Saturday brings the next storm system but things are going to be a little different this time around. On the lower right of the upper air an upper high is building and this is warming things up aloft down to the mid levels of the atmosphere. On the upper left is the polar vortex and with it the bittern cold air over the Plains and Great Lakes. This is potentially going to create a warm layer between 5000 and 10000 feet Saturday night.

That bitter cold air is bleeding southward in the Northeast and into the Middle Atlantic states. The storm system will be heading northeast to the east of the Appalachians and then off the Delaware Coast. Notice the 32 degree line never makes it inland except for maybe Coastal New Jersey. Otherwise everyone is in the 20s Saturday night.

The result on the NAM model and others is sleet or snow to sleet or some sort of combination. I would hesitate to call this an ice storm because there doesn’t seem to be a large threat of freezing rain with this, at least by what I’m looking at so far.  Also this is not really what I would call a loaded system as fair as moisture is concerned. The warm layer doesn’t extend far enough down into the lower atmosphere. That will make figuring out accumulations a bit tougher as we figure out how much of each type of precipitation. Inland areas and perhaps even the coast for a little while could see some snow in this. However this plays out, it will definitely be slippery in many areas Saturday night into Sunday morning. The system moves through beginning during Saturday afternoon and lasting into early Sunday morning. Temperatures Saturday will be in the 20s to near 30 and hold in the 20s Saturday night. Weather conditions will improve on Sunday with some sunshine returning and highs in the low to mid 30s. Monday look for sun and arriving clouds with highs in the 20s to near 30.

A chance for a more serious ice storm could come Monday night and Tuesday as a stronger storm system lines up to head up the Appalachians and then a secondary develops in North Carolina and moves northeastward. Low level cold air will be ample and will wedge south into the Middle Atlantic States and this could set up a more serious ice storm potential for Monday night and Tuesday so we will monitor the developments here closely. One of the possibilities is that the primary low takes a track up the east side of the Appalachians where cold air is more important. The outcome in this case would be mostly snow with a minimal amount of freezing rain and sleet. That possibility is certainly on the table.

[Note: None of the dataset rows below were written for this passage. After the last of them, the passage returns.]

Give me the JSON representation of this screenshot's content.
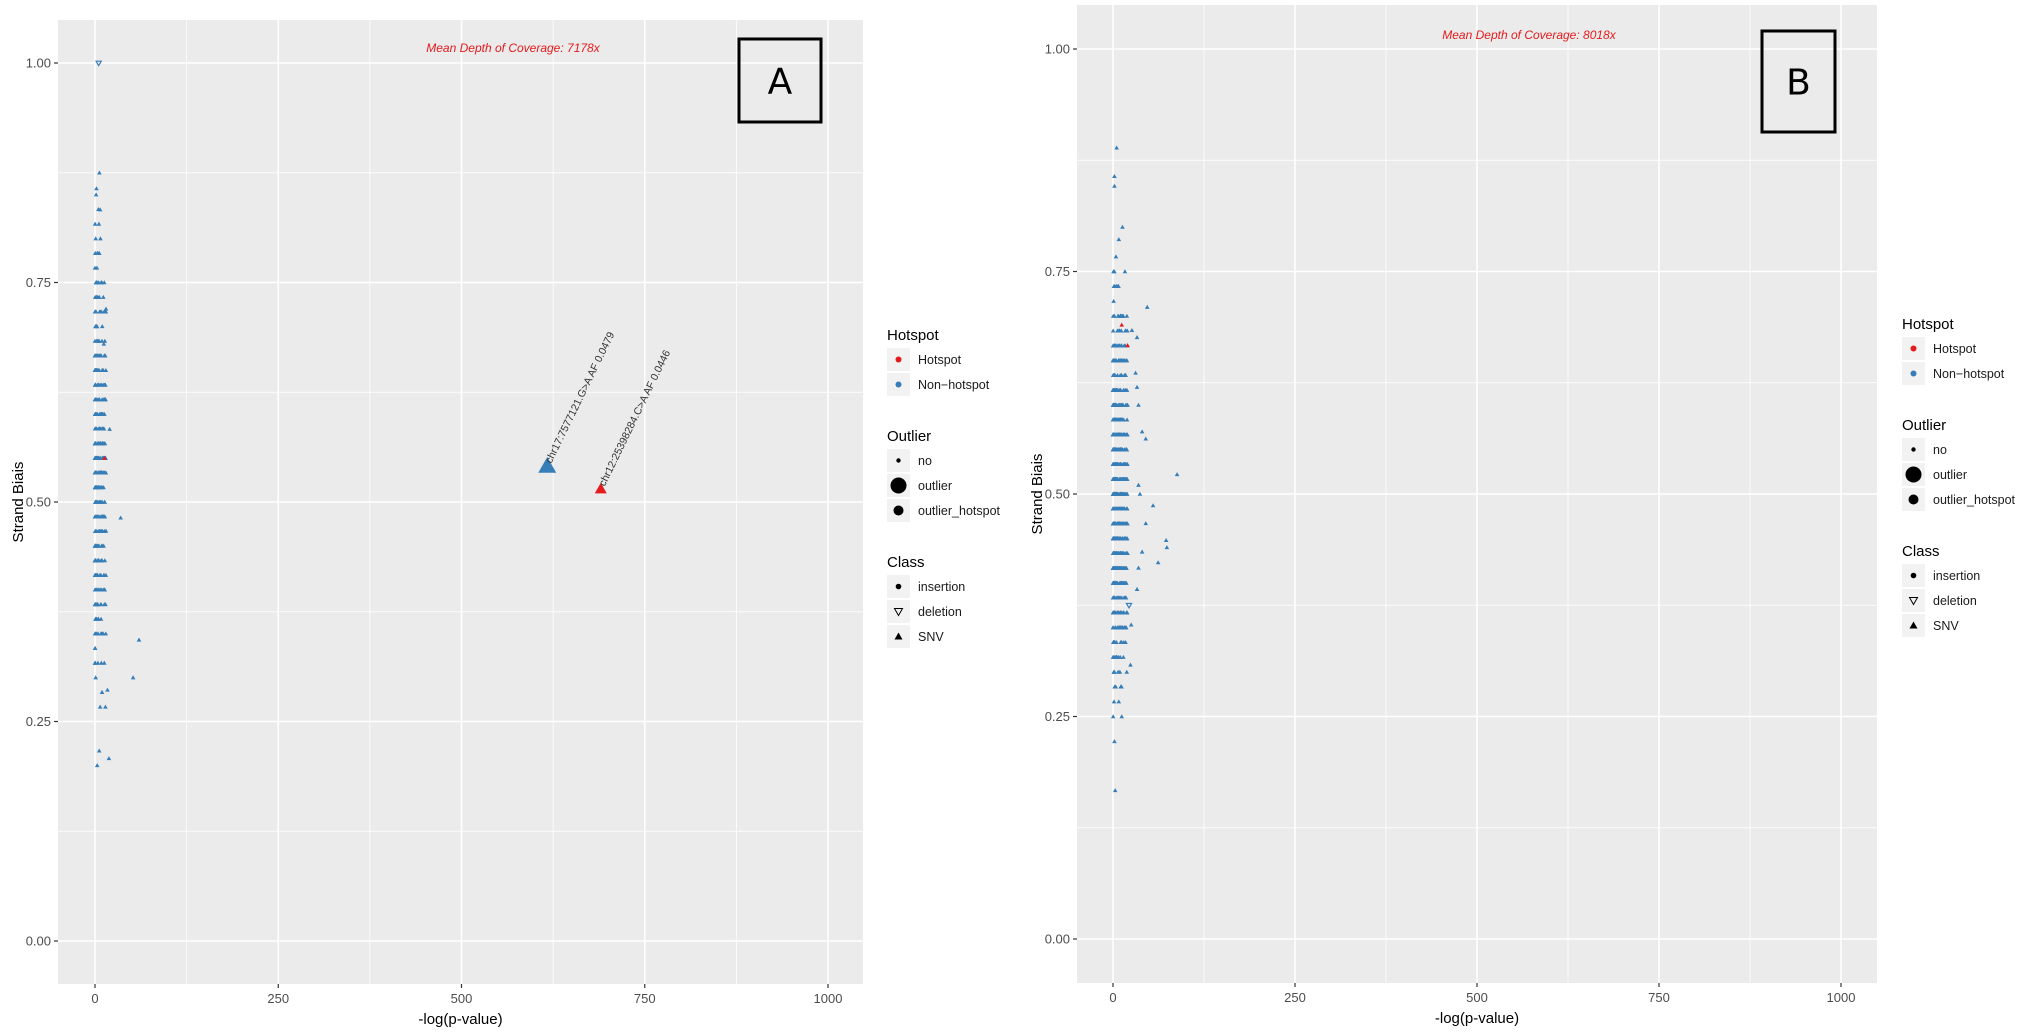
{
  "chart_data": [
    {
      "panel": "A",
      "type": "scatter",
      "title": "",
      "annotation": "Mean Depth of Coverage: 7178x",
      "xlabel": "-log(p-value)",
      "ylabel": "Strand Biais",
      "xlim": [
        -50,
        1050
      ],
      "ylim": [
        -0.05,
        1.05
      ],
      "xticks": [
        0,
        250,
        500,
        750,
        1000
      ],
      "xtick_labels": [
        "0",
        "250",
        "500",
        "750",
        "1000"
      ],
      "yticks": [
        0,
        0.25,
        0.5,
        0.75,
        1.0
      ],
      "ytick_labels": [
        "0.00",
        "0.25",
        "0.50",
        "0.75",
        "1.00"
      ],
      "grid": true,
      "cluster": {
        "x_range": [
          0,
          15
        ],
        "y_range": [
          0.2,
          0.875
        ],
        "class": "SNV",
        "hotspot": "Non-hotspot",
        "outlier": "no",
        "approx_count": 400
      },
      "points": [
        {
          "x": 5,
          "y": 1.0,
          "class": "deletion",
          "hotspot": "Non-hotspot",
          "outlier": "no"
        },
        {
          "x": 6,
          "y": 0.875,
          "class": "SNV",
          "hotspot": "Non-hotspot",
          "outlier": "no"
        },
        {
          "x": 2,
          "y": 0.857,
          "class": "SNV",
          "hotspot": "Non-hotspot",
          "outlier": "no"
        },
        {
          "x": 7,
          "y": 0.833,
          "class": "SNV",
          "hotspot": "Non-hotspot",
          "outlier": "no"
        },
        {
          "x": 1,
          "y": 0.8,
          "class": "SNV",
          "hotspot": "Non-hotspot",
          "outlier": "no"
        },
        {
          "x": 15,
          "y": 0.72,
          "class": "SNV",
          "hotspot": "Non-hotspot",
          "outlier": "no"
        },
        {
          "x": 12,
          "y": 0.68,
          "class": "SNV",
          "hotspot": "Non-hotspot",
          "outlier": "no"
        },
        {
          "x": 20,
          "y": 0.583,
          "class": "SNV",
          "hotspot": "Non-hotspot",
          "outlier": "no"
        },
        {
          "x": 13,
          "y": 0.55,
          "class": "SNV",
          "hotspot": "Hotspot",
          "outlier": "no"
        },
        {
          "x": 35,
          "y": 0.482,
          "class": "SNV",
          "hotspot": "Non-hotspot",
          "outlier": "no"
        },
        {
          "x": 15,
          "y": 0.467,
          "class": "SNV",
          "hotspot": "Non-hotspot",
          "outlier": "no"
        },
        {
          "x": 60,
          "y": 0.343,
          "class": "SNV",
          "hotspot": "Non-hotspot",
          "outlier": "no"
        },
        {
          "x": 52,
          "y": 0.3,
          "class": "SNV",
          "hotspot": "Non-hotspot",
          "outlier": "no"
        },
        {
          "x": 17,
          "y": 0.286,
          "class": "SNV",
          "hotspot": "Non-hotspot",
          "outlier": "no"
        },
        {
          "x": 19,
          "y": 0.208,
          "class": "SNV",
          "hotspot": "Non-hotspot",
          "outlier": "no"
        },
        {
          "x": 3,
          "y": 0.2,
          "class": "SNV",
          "hotspot": "Non-hotspot",
          "outlier": "no"
        },
        {
          "x": 617,
          "y": 0.541,
          "class": "SNV",
          "hotspot": "Non-hotspot",
          "outlier": "outlier",
          "label": "chr17:7577121.G>A AF 0.0479"
        },
        {
          "x": 690,
          "y": 0.515,
          "class": "SNV",
          "hotspot": "Hotspot",
          "outlier": "outlier_hotspot",
          "label": "chr12:25398284.C>A AF 0.0446"
        }
      ]
    },
    {
      "panel": "B",
      "type": "scatter",
      "title": "",
      "annotation": "Mean Depth of Coverage: 8018x",
      "xlabel": "-log(p-value)",
      "ylabel": "Strand Biais",
      "xlim": [
        -50,
        1050
      ],
      "ylim": [
        -0.05,
        1.05
      ],
      "xticks": [
        0,
        250,
        500,
        750,
        1000
      ],
      "xtick_labels": [
        "0",
        "250",
        "500",
        "750",
        "1000"
      ],
      "yticks": [
        0,
        0.25,
        0.5,
        0.75,
        1.0
      ],
      "ytick_labels": [
        "0.00",
        "0.25",
        "0.50",
        "0.75",
        "1.00"
      ],
      "grid": true,
      "cluster": {
        "x_range": [
          0,
          20
        ],
        "y_range": [
          0.22,
          0.8
        ],
        "class": "SNV",
        "hotspot": "Non-hotspot",
        "outlier": "no",
        "approx_count": 800
      },
      "points": [
        {
          "x": 5,
          "y": 0.889,
          "class": "SNV",
          "hotspot": "Non-hotspot",
          "outlier": "no"
        },
        {
          "x": 2,
          "y": 0.857,
          "class": "SNV",
          "hotspot": "Non-hotspot",
          "outlier": "no"
        },
        {
          "x": 2,
          "y": 0.846,
          "class": "SNV",
          "hotspot": "Non-hotspot",
          "outlier": "no"
        },
        {
          "x": 13,
          "y": 0.8,
          "class": "SNV",
          "hotspot": "Non-hotspot",
          "outlier": "no"
        },
        {
          "x": 8,
          "y": 0.786,
          "class": "SNV",
          "hotspot": "Non-hotspot",
          "outlier": "no"
        },
        {
          "x": 47,
          "y": 0.71,
          "class": "SNV",
          "hotspot": "Non-hotspot",
          "outlier": "no"
        },
        {
          "x": 12,
          "y": 0.69,
          "class": "SNV",
          "hotspot": "Hotspot",
          "outlier": "no"
        },
        {
          "x": 20,
          "y": 0.667,
          "class": "SNV",
          "hotspot": "Hotspot",
          "outlier": "no"
        },
        {
          "x": 26,
          "y": 0.684,
          "class": "SNV",
          "hotspot": "Non-hotspot",
          "outlier": "no"
        },
        {
          "x": 33,
          "y": 0.676,
          "class": "SNV",
          "hotspot": "Non-hotspot",
          "outlier": "no"
        },
        {
          "x": 31,
          "y": 0.636,
          "class": "SNV",
          "hotspot": "Non-hotspot",
          "outlier": "no"
        },
        {
          "x": 33,
          "y": 0.62,
          "class": "SNV",
          "hotspot": "Non-hotspot",
          "outlier": "no"
        },
        {
          "x": 35,
          "y": 0.6,
          "class": "SNV",
          "hotspot": "Non-hotspot",
          "outlier": "no"
        },
        {
          "x": 40,
          "y": 0.57,
          "class": "SNV",
          "hotspot": "Non-hotspot",
          "outlier": "no"
        },
        {
          "x": 45,
          "y": 0.562,
          "class": "SNV",
          "hotspot": "Non-hotspot",
          "outlier": "no"
        },
        {
          "x": 88,
          "y": 0.522,
          "class": "SNV",
          "hotspot": "Non-hotspot",
          "outlier": "no"
        },
        {
          "x": 35,
          "y": 0.51,
          "class": "SNV",
          "hotspot": "Non-hotspot",
          "outlier": "no"
        },
        {
          "x": 37,
          "y": 0.5,
          "class": "SNV",
          "hotspot": "Non-hotspot",
          "outlier": "no"
        },
        {
          "x": 55,
          "y": 0.487,
          "class": "SNV",
          "hotspot": "Non-hotspot",
          "outlier": "no"
        },
        {
          "x": 45,
          "y": 0.467,
          "class": "SNV",
          "hotspot": "Non-hotspot",
          "outlier": "no"
        },
        {
          "x": 73,
          "y": 0.448,
          "class": "SNV",
          "hotspot": "Non-hotspot",
          "outlier": "no"
        },
        {
          "x": 74,
          "y": 0.44,
          "class": "SNV",
          "hotspot": "Non-hotspot",
          "outlier": "no"
        },
        {
          "x": 40,
          "y": 0.435,
          "class": "SNV",
          "hotspot": "Non-hotspot",
          "outlier": "no"
        },
        {
          "x": 62,
          "y": 0.423,
          "class": "SNV",
          "hotspot": "Non-hotspot",
          "outlier": "no"
        },
        {
          "x": 35,
          "y": 0.417,
          "class": "SNV",
          "hotspot": "Non-hotspot",
          "outlier": "no"
        },
        {
          "x": 33,
          "y": 0.393,
          "class": "SNV",
          "hotspot": "Non-hotspot",
          "outlier": "no"
        },
        {
          "x": 22,
          "y": 0.375,
          "class": "deletion",
          "hotspot": "Non-hotspot",
          "outlier": "no"
        },
        {
          "x": 25,
          "y": 0.353,
          "class": "SNV",
          "hotspot": "Non-hotspot",
          "outlier": "no"
        },
        {
          "x": 24,
          "y": 0.308,
          "class": "SNV",
          "hotspot": "Non-hotspot",
          "outlier": "no"
        },
        {
          "x": 12,
          "y": 0.25,
          "class": "SNV",
          "hotspot": "Non-hotspot",
          "outlier": "no"
        },
        {
          "x": 2,
          "y": 0.222,
          "class": "SNV",
          "hotspot": "Non-hotspot",
          "outlier": "no"
        },
        {
          "x": 3,
          "y": 0.167,
          "class": "SNV",
          "hotspot": "Non-hotspot",
          "outlier": "no"
        }
      ]
    }
  ],
  "panels": {
    "A": {
      "letter": "A",
      "depth": "Mean Depth of Coverage: 7178x"
    },
    "B": {
      "letter": "B",
      "depth": "Mean Depth of Coverage: 8018x"
    }
  },
  "axes": {
    "xlabel": "-log(p-value)",
    "ylabel": "Strand Biais",
    "xticks": [
      "0",
      "250",
      "500",
      "750",
      "1000"
    ],
    "yticks": [
      "0.00",
      "0.25",
      "0.50",
      "0.75",
      "1.00"
    ]
  },
  "legend": {
    "hotspot": {
      "title": "Hotspot",
      "items": [
        {
          "label": "Hotspot",
          "color": "#e41a1c"
        },
        {
          "label": "Non−hotspot",
          "color": "#377eb8"
        }
      ]
    },
    "outlier": {
      "title": "Outlier",
      "items": [
        {
          "label": "no",
          "size": "small"
        },
        {
          "label": "outlier",
          "size": "large"
        },
        {
          "label": "outlier_hotspot",
          "size": "medium"
        }
      ]
    },
    "class": {
      "title": "Class",
      "items": [
        {
          "label": "insertion",
          "shape": "circle-icon"
        },
        {
          "label": "deletion",
          "shape": "triangle-down-open-icon"
        },
        {
          "label": "SNV",
          "shape": "triangle-up-icon"
        }
      ]
    }
  },
  "colors": {
    "panel_bg": "#ebebeb",
    "grid": "#ffffff",
    "hotspot": "#e41a1c",
    "non_hotspot": "#377eb8",
    "annotation": "#e41a1c"
  }
}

Please note that with regards to any severe weather,  tropical storms, or hurricanes, should a storm be threatening, please consult your local National Weather Service office or your local government officials about what action you should be taking to protect life and property.